“The profits from the recycling business are up and down, up and down, and like any business person, they wanted to cover their expenses to make a little bit of money,” Benderson said.

One of the main problems the program was facing was people misusing the bins, which cost Holley a lot of money to sort through the unrecyclable goods.

“We want to work towards a sense of community ownership for the bins because one of the issues with the vendor was that a lot of waste products were being put inside the recycle bins that weren’t recyclables,” Benderson said.

People were putting things like mattresses, televisions and other items that were not able to be recycled. Benderson said people have also been leaving their recyclables where the bins once sat, but that is only causing more issues.

“We just want the community to know we’re trying to get it resolved as fast as we can, and to not put their recyclables at the old sites because they are not going to be recycled,” Benderson said.

Since the city got news of Holley wanting to get out of the business at the first of the year, they have been working at getting what is needed to take over the program for itself.

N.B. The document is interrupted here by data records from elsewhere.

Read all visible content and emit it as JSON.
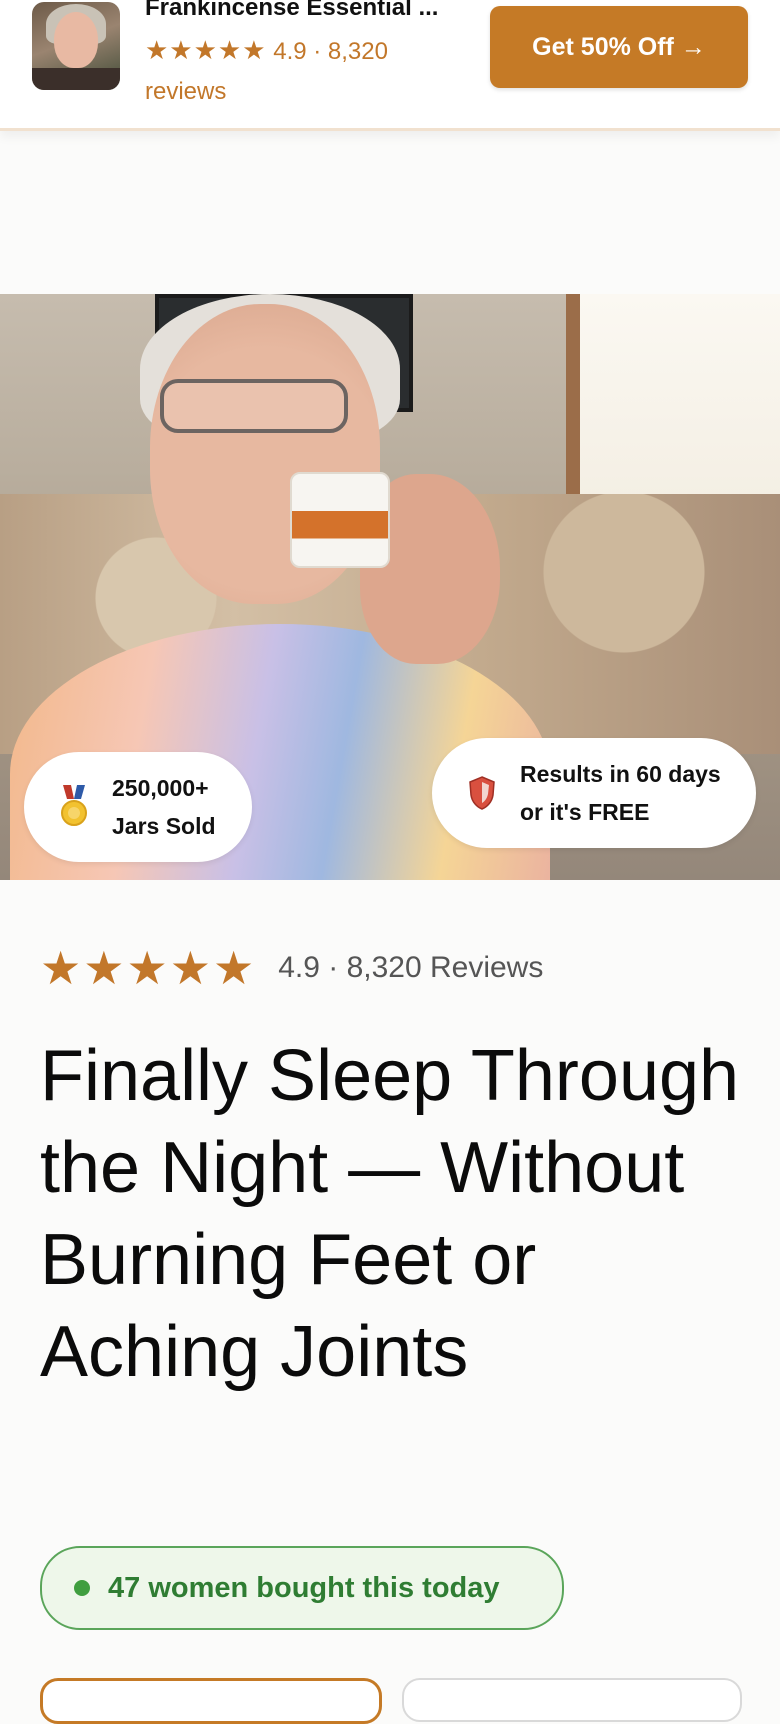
{
  "sticky_bar": {
    "product_title": "Frankincense Essential ...",
    "rating_stars": "★★★★★",
    "rating_text": "4.9 · 8,320",
    "rating_suffix": "reviews",
    "cta_label": "Get 50% Off →"
  },
  "hero": {
    "badges": [
      {
        "icon": "medal-icon",
        "line1": "250,000+",
        "line2": "Jars Sold"
      },
      {
        "icon": "shield-icon",
        "line1": "Results in 60 days",
        "line2": "or it's FREE"
      }
    ]
  },
  "rating": {
    "stars": "★★★★★",
    "text": "4.9 · 8,320 Reviews"
  },
  "headline": "Finally Sleep Through the Night — Without Burning Feet or Aching Joints",
  "social_proof": {
    "text": "47 women bought this today",
    "dot_color": "#3f9e3f"
  },
  "colors": {
    "accent": "#c57a26",
    "star": "#c2772a",
    "proof_green": "#2f7d33"
  }
}
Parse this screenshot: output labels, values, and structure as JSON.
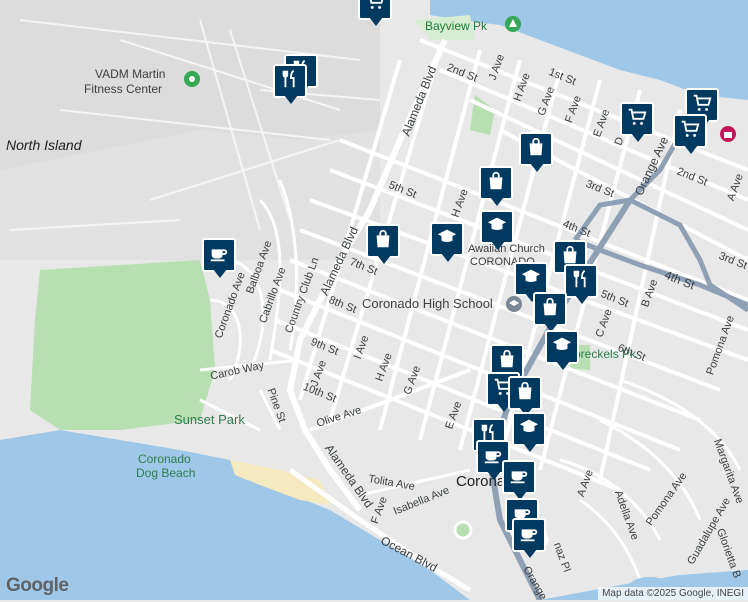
{
  "map": {
    "labels": {
      "north_island": "North Island",
      "vadm_line1": "VADM Martin",
      "vadm_line2": "Fitness Center",
      "bayview_pk": "Bayview Pk",
      "coronado_high_school": "Coronado High School",
      "sunset_park": "Sunset Park",
      "dog_beach_line1": "Coronado",
      "dog_beach_line2": "Dog Beach",
      "spreckels_pk": "Spreckels Pk",
      "coronado_town": "Coronado",
      "hawaiian_church_1": "Awaiian Church",
      "hawaiian_church_2": "CORONADO"
    },
    "streets": {
      "alameda_blvd_n": "Alameda Blvd",
      "alameda_blvd_mid": "Alameda Blvd",
      "alameda_blvd_s": "Alameda Blvd",
      "orange_ave_n": "Orange Ave",
      "orange_ave_s": "Orange",
      "ocean_blvd": "Ocean Blvd",
      "st_1st": "1st St",
      "st_2nd_a": "2nd St",
      "st_2nd_b": "2nd St",
      "st_3rd_a": "3rd St",
      "st_3rd_b": "3rd St",
      "st_4th_a": "4th St",
      "st_4th_b": "4th St",
      "st_5th_a": "5th St",
      "st_5th_b": "5th St",
      "st_6th": "6th St",
      "st_7th": "7th St",
      "st_8th": "8th St",
      "st_9th": "9th St",
      "st_10th": "10th St",
      "j_ave_n": "J Ave",
      "j_ave_s": "J Ave",
      "i_ave_s": "I Ave",
      "h_ave_n": "H Ave",
      "h_ave_s": "H Ave",
      "h_ave_top": "H Ave",
      "g_ave_n": "G Ave",
      "g_ave_s": "G Ave",
      "f_ave_n": "F Ave",
      "f_ave_s": "F Ave",
      "e_ave_n": "E Ave",
      "e_ave_s": "E Ave",
      "d_ave": "D",
      "c_ave": "C Ave",
      "b_ave": "B Ave",
      "a_ave_n": "A Ave",
      "a_ave_s": "A Ave",
      "olive_ave": "Olive Ave",
      "tolita_ave": "Tolita Ave",
      "isabella_ave": "Isabella Ave",
      "pine_st": "Pine St",
      "carob_way": "Carob Way",
      "coronado_ave": "Coronado Ave",
      "balboa_ave": "Balboa Ave",
      "cabrillo_ave": "Cabrillo Ave",
      "country_club_ln": "Country Club Ln",
      "pomona_ave_n": "Pomona Ave",
      "pomona_ave_s": "Pomona Ave",
      "margarita_ave": "Margarita Ave",
      "guadalupe_ave": "Guadalupe Ave",
      "glorietta_blvd": "Glorietta B",
      "adella_ave": "Adella Ave",
      "juanez_pl": "naz Pl"
    },
    "markers": [
      {
        "id": "m1",
        "icon": "shopping-cart-icon"
      },
      {
        "id": "m2",
        "icon": "restaurant-icon"
      },
      {
        "id": "m3",
        "icon": "restaurant-icon"
      },
      {
        "id": "m4",
        "icon": "cafe-icon"
      },
      {
        "id": "m5",
        "icon": "shopping-bag-icon"
      },
      {
        "id": "m6",
        "icon": "school-icon"
      },
      {
        "id": "m7",
        "icon": "shopping-bag-icon"
      },
      {
        "id": "m8",
        "icon": "school-icon"
      },
      {
        "id": "m9",
        "icon": "shopping-bag-icon"
      },
      {
        "id": "m10",
        "icon": "shopping-cart-icon"
      },
      {
        "id": "m11",
        "icon": "shopping-cart-icon"
      },
      {
        "id": "m12",
        "icon": "shopping-cart-icon"
      },
      {
        "id": "m13",
        "icon": "shopping-bag-icon"
      },
      {
        "id": "m14",
        "icon": "school-icon"
      },
      {
        "id": "m15",
        "icon": "restaurant-icon"
      },
      {
        "id": "m16",
        "icon": "shopping-bag-icon"
      },
      {
        "id": "m17",
        "icon": "school-icon"
      },
      {
        "id": "m18",
        "icon": "shopping-bag-icon"
      },
      {
        "id": "m19",
        "icon": "shopping-cart-icon"
      },
      {
        "id": "m20",
        "icon": "shopping-bag-icon"
      },
      {
        "id": "m21",
        "icon": "school-icon"
      },
      {
        "id": "m22",
        "icon": "restaurant-icon"
      },
      {
        "id": "m23",
        "icon": "cafe-icon"
      },
      {
        "id": "m24",
        "icon": "cafe-icon"
      },
      {
        "id": "m25",
        "icon": "cafe-icon"
      },
      {
        "id": "m26",
        "icon": "cafe-icon"
      }
    ],
    "colors": {
      "water": "#9fc8e8",
      "land": "#e8e8e8",
      "park": "#b7dfb2",
      "beach": "#f5e9bf",
      "road": "#ffffff",
      "highway": "#8fa0b5",
      "pin": "#003a60"
    },
    "attribution": {
      "logo": "Google",
      "credit": "Map data ©2025 Google, INEGI"
    }
  }
}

Benderson said the city has applied for a grant from the Alabama Department of Environmental Management that totals around $90,000.

The grant will be used to purchase a truck, forklift and two balers to put the recyclables into bales.

“The grant from ADEM will allow us to get our own equipment, so we can do it as a city ourselves,” Benderson said. “We’re not so much interested in the profit from it. We just want to provide the service to the community, and once we have all the equipment, then we can do that. But until then, we have to find a vendor willing to do it.”

Benderson hoped to have the bins back out by now, but the first round of bids from potential vendors wasn’t acceptable.

He hopes to rebid the program out in the next couple of weeks to try to get the bins back out sometime in June.

Benderson expects to find out about the grant sometime in the fall, and if it is approved then the program will be entirely run by the city and expanded.

“Not only did we have the current service area we were doing, but we were going to add more bins and expand the program, so it was kind of an unfortunate situation,” Benderson said.